*** Opening GIVEN DATA ***
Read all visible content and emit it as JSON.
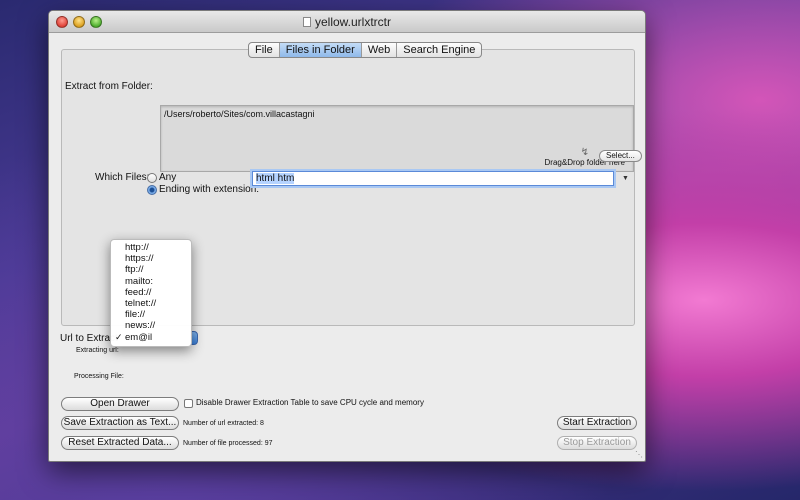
{
  "window": {
    "title": "yellow.urlxtrctr"
  },
  "tabs": [
    {
      "label": "File",
      "active": false
    },
    {
      "label": "Files in Folder",
      "active": true
    },
    {
      "label": "Web",
      "active": false
    },
    {
      "label": "Search Engine",
      "active": false
    }
  ],
  "folder": {
    "label": "Extract from Folder:",
    "path": "/Users/roberto/Sites/com.villacastagni",
    "drop_hint": "Drag&Drop folder here",
    "select_button": "Select..."
  },
  "which_files": {
    "label": "Which Files:",
    "option_any": "Any",
    "option_extension": "Ending with extension:",
    "selected": "extension",
    "extension_value": "html htm"
  },
  "url_menu": {
    "label": "Url to Extract",
    "items": [
      "http://",
      "https://",
      "ftp://",
      "mailto:",
      "feed://",
      "telnet://",
      "file://",
      "news://",
      "em@il"
    ],
    "checked_item": "em@il"
  },
  "status": {
    "extracting_url_label": "Extracting url:",
    "processing_file_label": "Processing File:",
    "urls_extracted": "Number of url extracted: 8",
    "files_processed": "Number of file processed: 97"
  },
  "buttons": {
    "open_drawer": "Open Drawer",
    "save_extraction": "Save Extraction as Text...",
    "reset_data": "Reset Extracted Data...",
    "start_extraction": "Start Extraction",
    "stop_extraction": "Stop Extraction"
  },
  "options": {
    "disable_drawer_label": "Disable Drawer Extraction Table to save CPU cycle and memory",
    "disable_drawer_checked": false
  },
  "colors": {
    "accent": "#3a7fd8",
    "selection": "#b5d3ff"
  }
}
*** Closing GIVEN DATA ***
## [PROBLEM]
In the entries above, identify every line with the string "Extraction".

## [RESPONSE TO THIS EXERCISE]
    "save_extraction": "Save Extraction as Text...",
    "start_extraction": "Start Extraction",
    "stop_extraction": "Stop Extraction"
    "disable_drawer_label": "Disable Drawer Extraction Table to save CPU cycle and memory",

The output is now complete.